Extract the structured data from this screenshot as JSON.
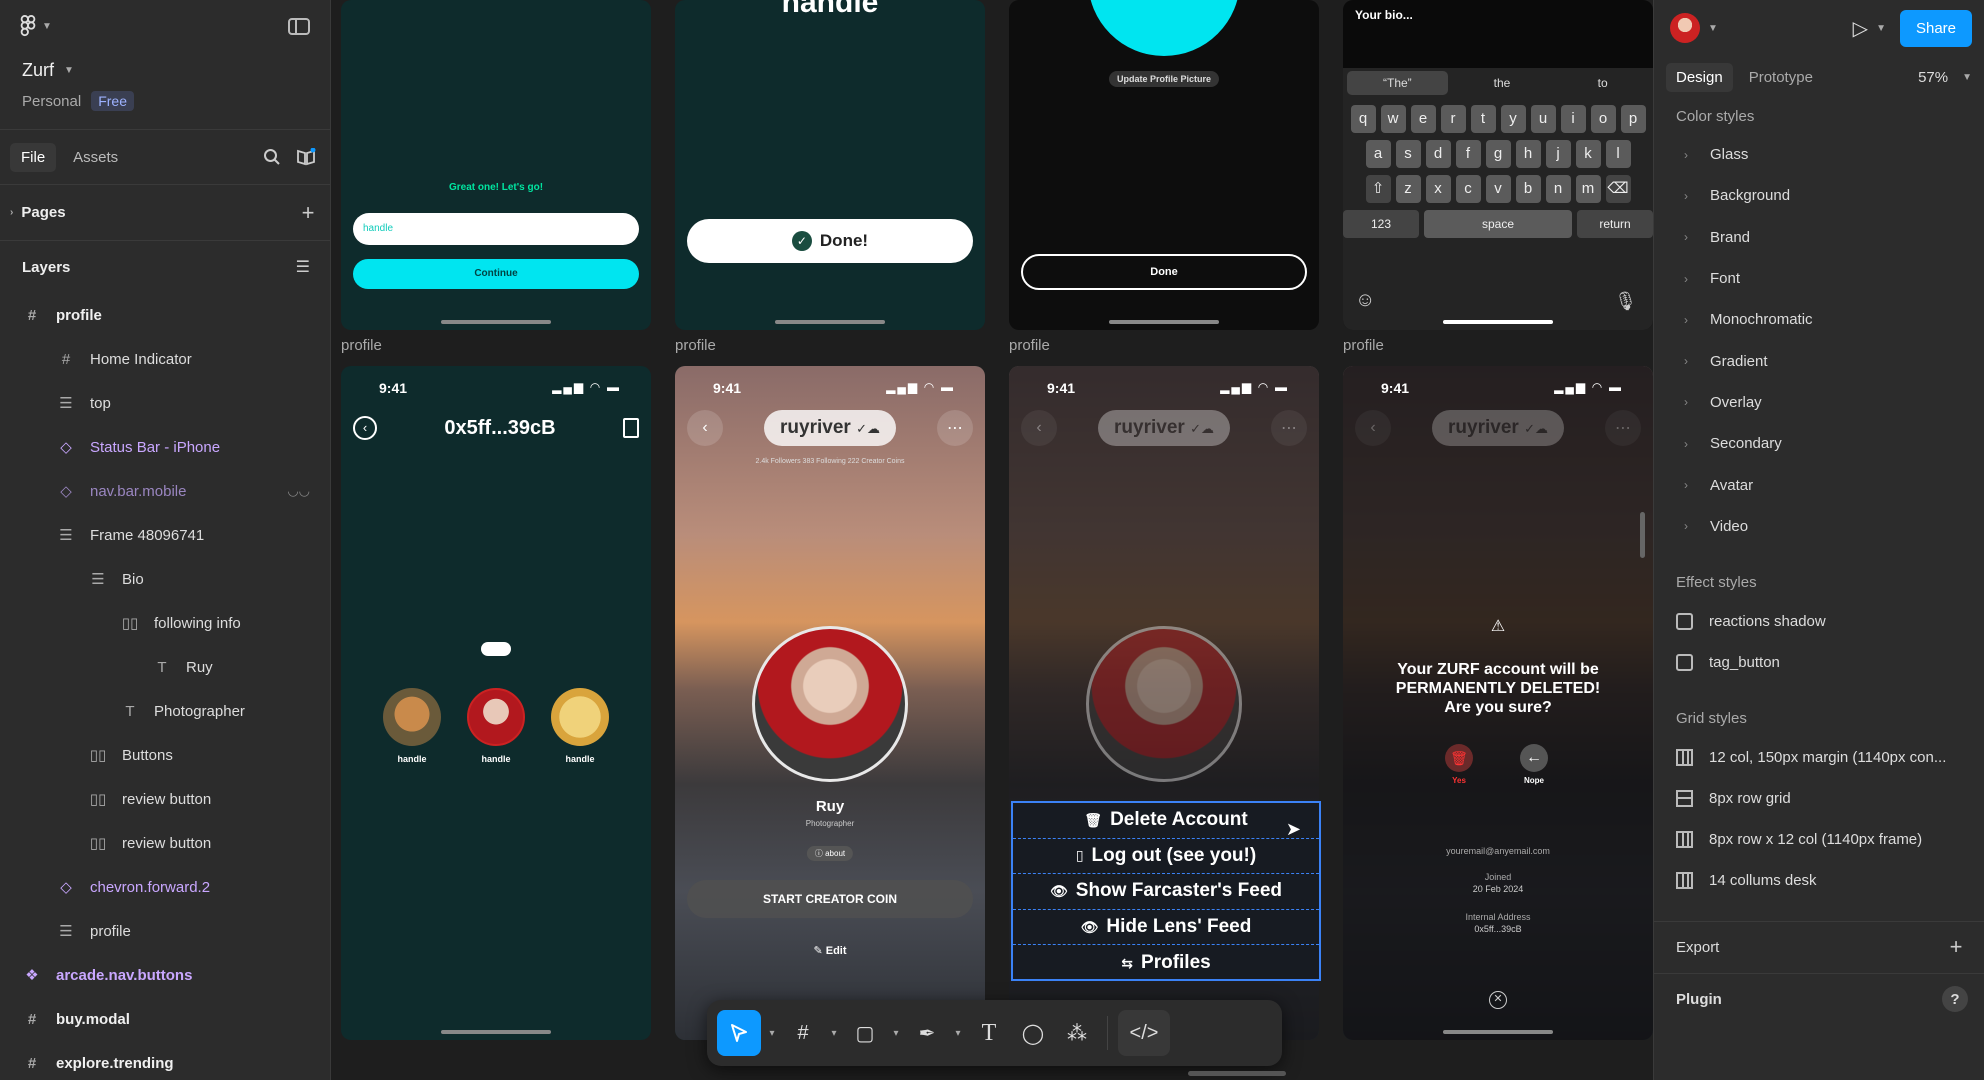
{
  "project": {
    "name": "Zurf",
    "team": "Personal",
    "plan": "Free"
  },
  "left_tabs": {
    "file": "File",
    "assets": "Assets"
  },
  "pages": {
    "label": "Pages"
  },
  "layers": {
    "label": "Layers",
    "items": [
      {
        "label": "profile",
        "icon": "frame-icon"
      },
      {
        "label": "Home Indicator",
        "icon": "frame-icon"
      },
      {
        "label": "top",
        "icon": "group-icon"
      },
      {
        "label": "Status Bar - iPhone",
        "icon": "component-instance-icon"
      },
      {
        "label": "nav.bar.mobile",
        "icon": "component-instance-icon"
      },
      {
        "label": "Frame 48096741",
        "icon": "group-icon"
      },
      {
        "label": "Bio",
        "icon": "group-icon"
      },
      {
        "label": "following info",
        "icon": "autolayout-icon"
      },
      {
        "label": "Ruy",
        "icon": "text-icon"
      },
      {
        "label": "Photographer",
        "icon": "text-icon"
      },
      {
        "label": "Buttons",
        "icon": "autolayout-icon"
      },
      {
        "label": "review button",
        "icon": "autolayout-icon"
      },
      {
        "label": "review button",
        "icon": "autolayout-icon"
      },
      {
        "label": "chevron.forward.2",
        "icon": "component-instance-icon"
      },
      {
        "label": "profile",
        "icon": "group-icon"
      },
      {
        "label": "arcade.nav.buttons",
        "icon": "component-icon"
      },
      {
        "label": "buy.modal",
        "icon": "frame-icon"
      },
      {
        "label": "explore.trending",
        "icon": "frame-icon"
      }
    ]
  },
  "canvas": {
    "frame_label": "profile",
    "f1": {
      "prompt": "Great one! Let's go!",
      "input": "handle",
      "button": "Continue"
    },
    "f2": {
      "title": "handle",
      "done": "Done!"
    },
    "f3": {
      "update": "Update Profile Picture",
      "done": "Done"
    },
    "f4": {
      "bio_placeholder": "Your bio...",
      "suggestions": [
        "“The”",
        "the",
        "to"
      ],
      "row1": [
        "q",
        "w",
        "e",
        "r",
        "t",
        "y",
        "u",
        "i",
        "o",
        "p"
      ],
      "row2": [
        "a",
        "s",
        "d",
        "f",
        "g",
        "h",
        "j",
        "k",
        "l"
      ],
      "row3": [
        "z",
        "x",
        "c",
        "v",
        "b",
        "n",
        "m"
      ],
      "num": "123",
      "space": "space",
      "return": "return"
    },
    "time": "9:41",
    "wallet": {
      "address": "0x5ff...39cB",
      "friends": [
        "handle",
        "handle",
        "handle"
      ]
    },
    "profile": {
      "handle": "ruyriver",
      "stats": "2.4k Followers   383 Following   222 Creator Coins",
      "name": "Ruy",
      "role": "Photographer",
      "about": "about",
      "cta": "START CREATOR COIN",
      "edit": "Edit"
    },
    "menu": [
      "Delete Account",
      "Log out (see you!)",
      "Show Farcaster's Feed",
      "Hide Lens' Feed",
      "Profiles"
    ],
    "delete_dialog": {
      "line1": "Your ZURF account will be",
      "line2": "PERMANENTLY DELETED!",
      "line3": "Are you sure?",
      "yes": "Yes",
      "nope": "Nope",
      "email": "youremail@anyemail.com",
      "joined_label": "Joined",
      "joined_date": "20 Feb 2024",
      "internal_label": "Internal Address",
      "internal_value": "0x5ff...39cB"
    }
  },
  "right": {
    "share": "Share",
    "tabs": {
      "design": "Design",
      "prototype": "Prototype"
    },
    "zoom": "57%",
    "color_styles_title": "Color styles",
    "color_styles": [
      "Glass",
      "Background",
      "Brand",
      "Font",
      "Monochromatic",
      "Gradient",
      "Overlay",
      "Secondary",
      "Avatar",
      "Video"
    ],
    "effect_styles_title": "Effect styles",
    "effect_styles": [
      "reactions shadow",
      "tag_button"
    ],
    "grid_styles_title": "Grid styles",
    "grid_styles": [
      "12 col, 150px margin (1140px con...",
      "8px row grid",
      "8px row x 12 col (1140px frame)",
      "14 collums desk"
    ],
    "export": "Export",
    "plugin": "Plugin"
  },
  "colors": {
    "accent": "#0d99ff",
    "cyan": "#00e5f0",
    "frame_bg": "#0e2b2c",
    "selection": "#3b82f6"
  }
}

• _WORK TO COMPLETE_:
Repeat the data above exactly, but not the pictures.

• _WRITTEN ANSWER_:
Extract the structured data from this screenshot as JSON.
{
  "project": {
    "name": "Zurf",
    "team": "Personal",
    "plan": "Free"
  },
  "left_tabs": {
    "file": "File",
    "assets": "Assets"
  },
  "pages": {
    "label": "Pages"
  },
  "layers": {
    "label": "Layers",
    "items": [
      {
        "label": "profile",
        "icon": "frame-icon"
      },
      {
        "label": "Home Indicator",
        "icon": "frame-icon"
      },
      {
        "label": "top",
        "icon": "group-icon"
      },
      {
        "label": "Status Bar - iPhone",
        "icon": "component-instance-icon"
      },
      {
        "label": "nav.bar.mobile",
        "icon": "component-instance-icon"
      },
      {
        "label": "Frame 48096741",
        "icon": "group-icon"
      },
      {
        "label": "Bio",
        "icon": "group-icon"
      },
      {
        "label": "following info",
        "icon": "autolayout-icon"
      },
      {
        "label": "Ruy",
        "icon": "text-icon"
      },
      {
        "label": "Photographer",
        "icon": "text-icon"
      },
      {
        "label": "Buttons",
        "icon": "autolayout-icon"
      },
      {
        "label": "review button",
        "icon": "autolayout-icon"
      },
      {
        "label": "review button",
        "icon": "autolayout-icon"
      },
      {
        "label": "chevron.forward.2",
        "icon": "component-instance-icon"
      },
      {
        "label": "profile",
        "icon": "group-icon"
      },
      {
        "label": "arcade.nav.buttons",
        "icon": "component-icon"
      },
      {
        "label": "buy.modal",
        "icon": "frame-icon"
      },
      {
        "label": "explore.trending",
        "icon": "frame-icon"
      }
    ]
  },
  "canvas": {
    "frame_label": "profile",
    "f1": {
      "prompt": "Great one! Let's go!",
      "input": "handle",
      "button": "Continue"
    },
    "f2": {
      "title": "handle",
      "done": "Done!"
    },
    "f3": {
      "update": "Update Profile Picture",
      "done": "Done"
    },
    "f4": {
      "bio_placeholder": "Your bio...",
      "suggestions": [
        "“The”",
        "the",
        "to"
      ],
      "row1": [
        "q",
        "w",
        "e",
        "r",
        "t",
        "y",
        "u",
        "i",
        "o",
        "p"
      ],
      "row2": [
        "a",
        "s",
        "d",
        "f",
        "g",
        "h",
        "j",
        "k",
        "l"
      ],
      "row3": [
        "z",
        "x",
        "c",
        "v",
        "b",
        "n",
        "m"
      ],
      "num": "123",
      "space": "space",
      "return": "return"
    },
    "time": "9:41",
    "wallet": {
      "address": "0x5ff...39cB",
      "friends": [
        "handle",
        "handle",
        "handle"
      ]
    },
    "profile": {
      "handle": "ruyriver",
      "stats": "2.4k Followers   383 Following   222 Creator Coins",
      "name": "Ruy",
      "role": "Photographer",
      "about": "about",
      "cta": "START CREATOR COIN",
      "edit": "Edit"
    },
    "menu": [
      "Delete Account",
      "Log out (see you!)",
      "Show Farcaster's Feed",
      "Hide Lens' Feed",
      "Profiles"
    ],
    "delete_dialog": {
      "line1": "Your ZURF account will be",
      "line2": "PERMANENTLY DELETED!",
      "line3": "Are you sure?",
      "yes": "Yes",
      "nope": "Nope",
      "email": "youremail@anyemail.com",
      "joined_label": "Joined",
      "joined_date": "20 Feb 2024",
      "internal_label": "Internal Address",
      "internal_value": "0x5ff...39cB"
    }
  },
  "right": {
    "share": "Share",
    "tabs": {
      "design": "Design",
      "prototype": "Prototype"
    },
    "zoom": "57%",
    "color_styles_title": "Color styles",
    "color_styles": [
      "Glass",
      "Background",
      "Brand",
      "Font",
      "Monochromatic",
      "Gradient",
      "Overlay",
      "Secondary",
      "Avatar",
      "Video"
    ],
    "effect_styles_title": "Effect styles",
    "effect_styles": [
      "reactions shadow",
      "tag_button"
    ],
    "grid_styles_title": "Grid styles",
    "grid_styles": [
      "12 col, 150px margin (1140px con...",
      "8px row grid",
      "8px row x 12 col (1140px frame)",
      "14 collums desk"
    ],
    "export": "Export",
    "plugin": "Plugin"
  },
  "colors": {
    "accent": "#0d99ff",
    "cyan": "#00e5f0",
    "frame_bg": "#0e2b2c",
    "selection": "#3b82f6"
  }
}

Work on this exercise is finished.